Loss contingencies created by litigation are unique in several respects. First, the potential loss is extremely difficult to estimate, especially at the outset. An ultimate outcome often depends on factors outside the entity's or its counsel's control. For example, the outcome may be impacted by changes in common law, statutes, or regulations.
Additionally, the outcome will be affected by decisions made by the court throughout the course of the litigation regarding venue, choice of law, scope of discovery, class certification, viability of claims and defenses, admissibility of expert opinions, and admissibility of other evidence.
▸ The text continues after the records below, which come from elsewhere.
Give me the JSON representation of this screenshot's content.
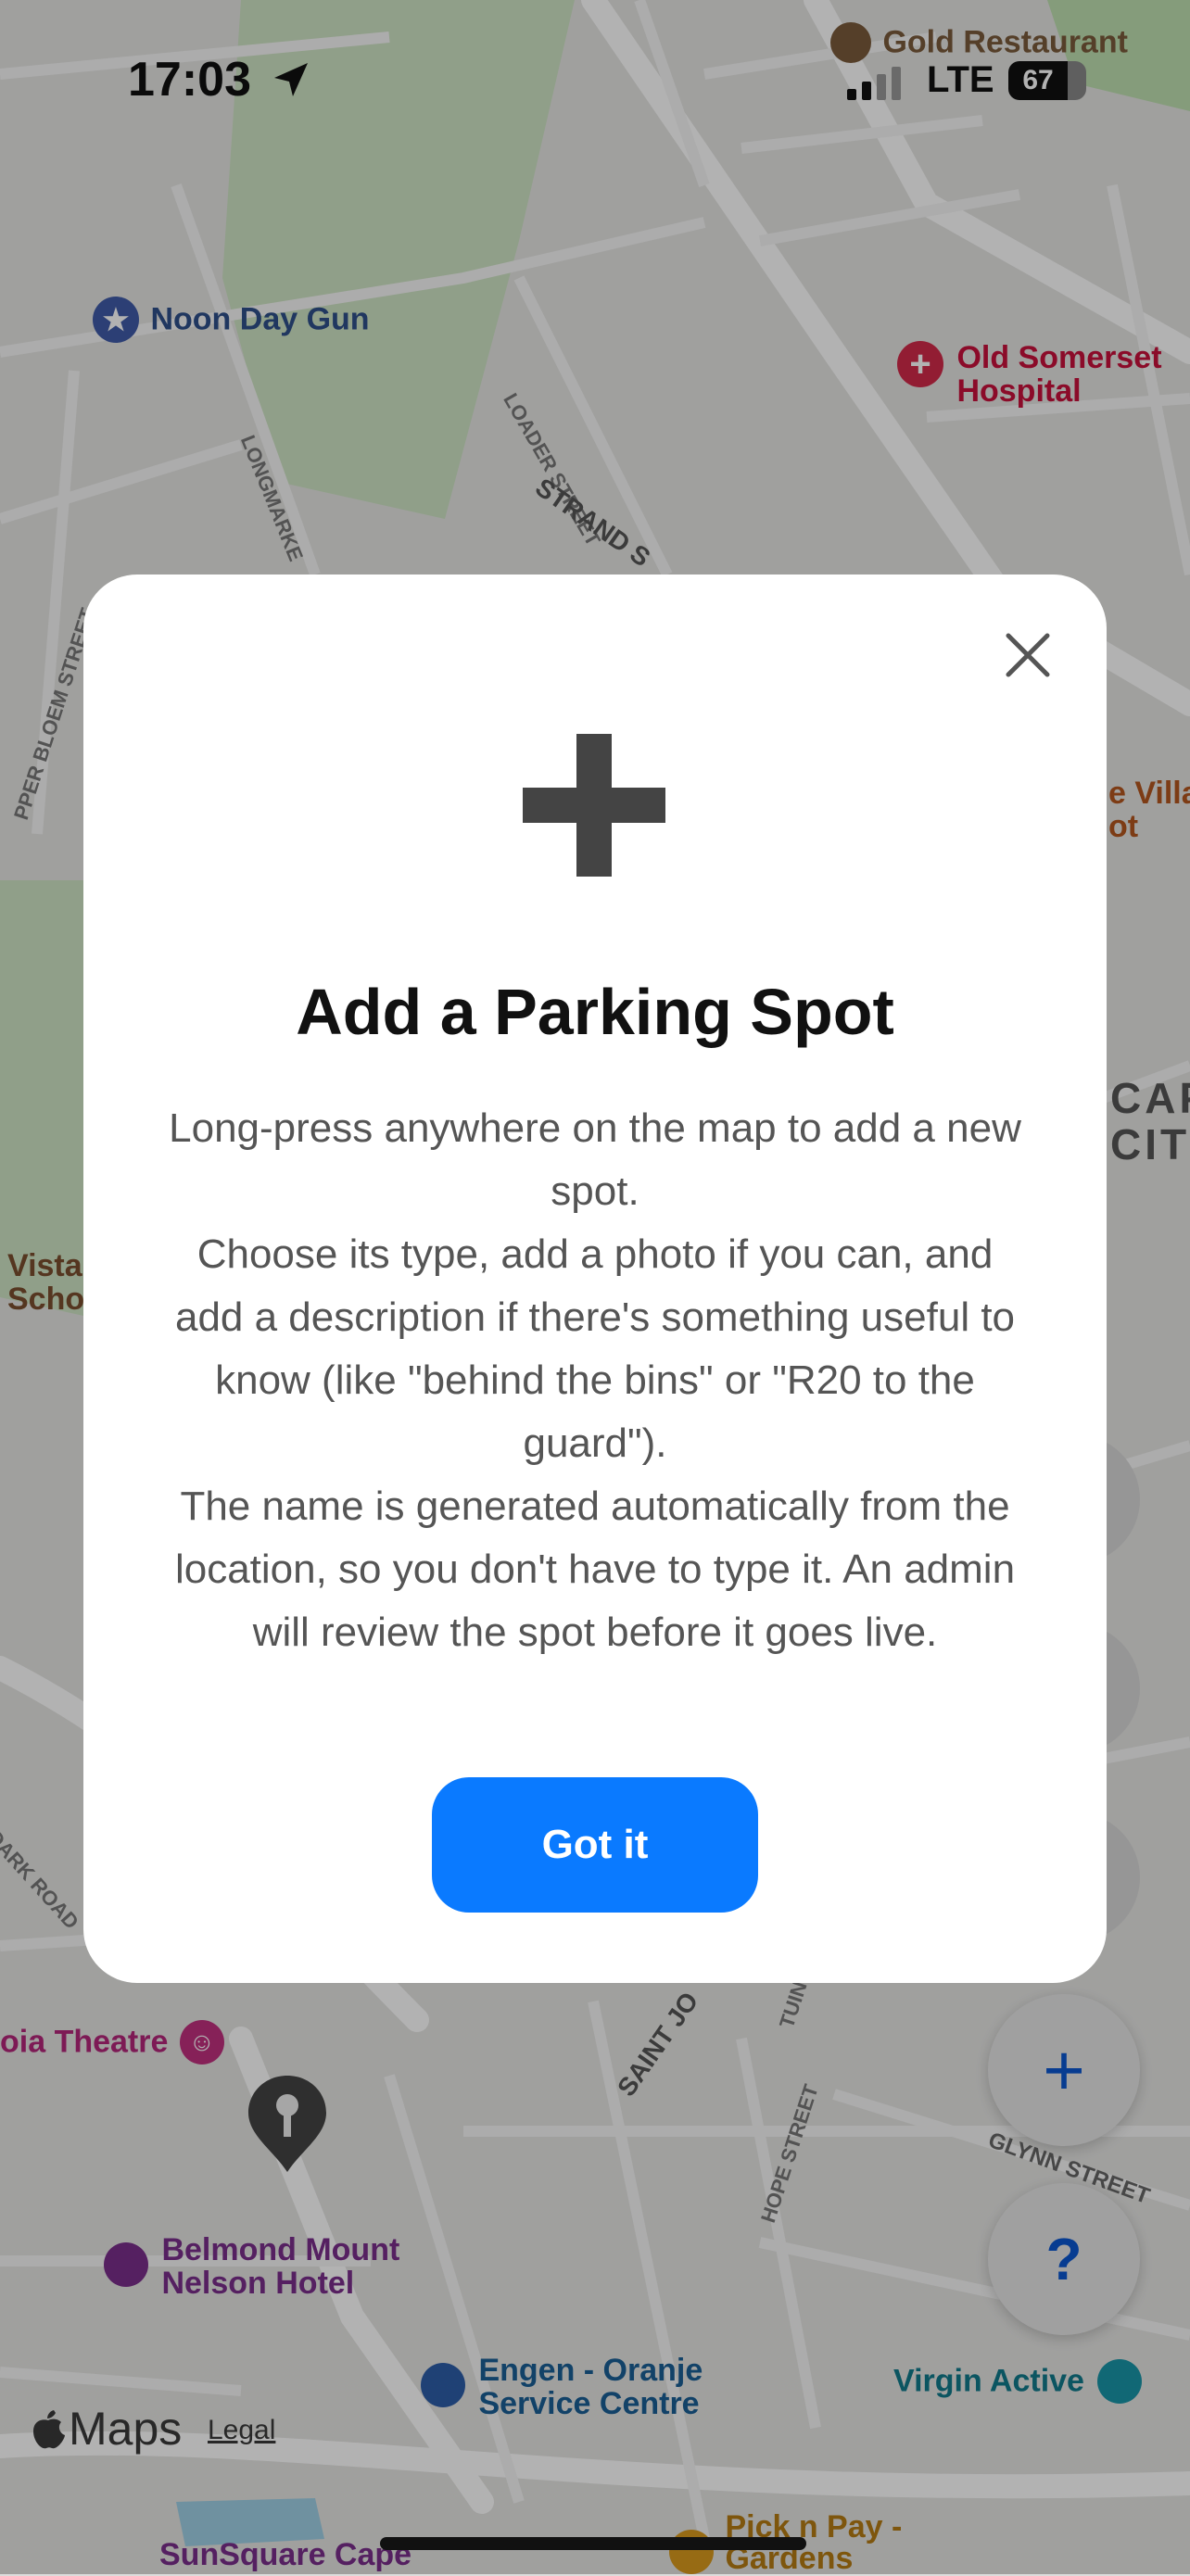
{
  "status_bar": {
    "time": "17:03",
    "network": "LTE",
    "battery": "67"
  },
  "map_labels": {
    "gold_restaurant": "Gold Restaurant",
    "noon_day_gun": "Noon Day Gun",
    "old_somerset_1": "Old Somerset",
    "old_somerset_2": "Hospital",
    "loader_street": "LOADER STREET",
    "strand_street": "STRAND S",
    "longmarket": "LONGMARKE",
    "upper_bloem": "PPER BLOEM STREET",
    "vista_1": "Vista",
    "vista_2": "Scho",
    "villa_1": "e Villa",
    "villa_2": "ot",
    "cape_1": "CAP",
    "cape_2": "CITY",
    "theatre": "oia Theatre",
    "saint_jo": "SAINT JO",
    "hope_street": "HOPE STREET",
    "tuin": "TUIN",
    "glynn_street": "GLYNN STREET",
    "dark_road": "DARK ROAD",
    "belmond_1": "Belmond Mount",
    "belmond_2": "Nelson Hotel",
    "engen_1": "Engen - Oranje",
    "engen_2": "Service Centre",
    "virgin_active": "Virgin Active",
    "sunsquare": "SunSquare Cape",
    "pick_n_pay_1": "Pick n Pay -",
    "pick_n_pay_2": "Gardens",
    "maps_brand": "Maps",
    "legal": "Legal"
  },
  "controls": {
    "add_symbol": "+",
    "help_symbol": "?"
  },
  "modal": {
    "title": "Add a Parking Spot",
    "paragraph_1": "Long-press anywhere on the map to add a new spot.",
    "paragraph_2": "Choose its type, add a photo if you can, and add a description if there's something useful to know (like \"behind the bins\" or \"R20 to the guard\").",
    "paragraph_3": "The name is generated automatically from the location, so you don't have to type it. An admin will review the spot before it goes live.",
    "button_label": "Got it"
  },
  "colors": {
    "accent": "#0a7aff",
    "map_control_blue": "#0b57d0",
    "poi_blue": "#1a5f96",
    "poi_red": "#c8103c",
    "poi_purple": "#7a2e8c",
    "poi_teal": "#117a8b"
  },
  "icons": [
    "location-arrow-icon",
    "signal-icon",
    "battery-icon",
    "close-icon",
    "plus-icon",
    "help-icon",
    "star-pin-icon",
    "hospital-pin-icon",
    "school-pin-icon",
    "theatre-pin-icon",
    "hotel-pin-icon",
    "fuel-pin-icon",
    "gym-pin-icon",
    "parking-pin-icon"
  ]
}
These decisions depend on many variables and are difficult to predict. For some decisions, the court has discretion to choose among a range of possible alternatives. Some of the decisions are subject to reconsideration by the court if circumstances change. Still other decisions (such as scope of discovery and admissibility of evidence) are dependent on how the court resolves issues such as class certification and viability of claims and defenses.
Even after the foregoing issues are resolved, the ultimate outcome may depend on a jury's verdict, which is even more difficult to predict than a judge's rulings. Due to the impact of the string of unpredictable decisions on the ultimate outcome, any effort to predict whether a particular case will result in liability or the extent of any such liability is necessarily inexact and subject to repeated re-evaluation throughout the litigation. From the comments submitted to the FASB by Lawyers for Civil Justice.
The unpredictability of jury verdicts is well-known. Two recent high-profile cases serve to show that even federal appellate rulings may have dramatic and unanticipated impacts. First, within the past month, the U.S. Supreme Court drastically reduced the punitive damages arising out of a 1989 Alaska oil spill. The jury had awarded $5 billion in punitive damages. The United States Court of Appeals for the Ninth Circuit cut that amount in half. The US Supreme Court then reduced the award to $500 million; had one Justice not owned Exxon stock and recused himself; punitive damages might have been eliminated entirely. Exxon Shipping Co. v. Baker , 128 S. Ct. 1183 (2008).
Second, last year, the United States Court of Appeals for the Fifth Circuit effectively terminated the Enron securities litigation, ending as a practical matter the threat of huge damages against the litigating defendants after others had paid enormous amounts to settle. After Enron filed for bankruptcy in December 2001, a wave of litigation engulfed many who did business with the company. Some defendants settled for amounts totaling $7.2 billion; other defendants refused to settle. On appeal, two of the three judges of the Fifth Circuit voted to reverse as a matter of law the district court's certification of the shareholder class while one judge suggested that the class might be appropriate. The reversal effectively foreclosed significant damages from the remaining defendants. Regents of the Univ. of Calif. v. Credit Suisse First Boston, Inc. , 482 F.3d 372,376-77 (5th Cir. 2007), cert. denied , 128 S. Ct. 1120 (2008). Had one of the two judges who voted for reversal voted differently, the case might have proceeded as a huge class action and the non-settling defendants might have faced tremendous financial exposure. From the comments submitted to the FASB by the Association of Corporate Counsel .
Beginning on March 27, 2002, numerous federal securities class actions were filed in the U.S. District Court for the Northern District of California against JDS Uniphase Corp. ("JDSU") and several current and former officers and directors on behalf of a class of purchasers of JDSU's common stock during the period July 22, 1999 through July 26, 2001, as well as subclasses consisting of shareholders who acquired JDSU common stock through several merger transactions. The suits alleged that the defendants made material misstatements and omissions concerning demand for JDSU's products and JDSU's expected financial performance. The suits also claimed that JDSU improperly recognized revenue and failed to write off goodwill and inventory timely, and that the individual defendants sold stock based on material adverse non-public information.
Typical of this type of suit, the action sought unspecified damages. Plaintiffs did not disclose any damages estimate until nearly five years later, as part of expert discovery. Plaintiffs' estimates ranged from $10 billion to $26 billion and changed numerous times up to and through trial. At trial, plaintiffs' expert testified that his preferred method for calculating damages would result in total damages of approximately $20 billion.
After a jury trial in the Fall of 2007, the jury rendered a verdict in favor of defendants awarding no damages to the plaintiffs. During the over five years that the cases were pending, the court ordered mediation which was unsuccessful. JDSU did not accrue any reserves for losses under FIN 14. From the comments submitted to the FASB by the American Bar Association, which include as an attachment a chronology of events in the federal securities litigation and accompanying disclosures in JDSU's SEC filings.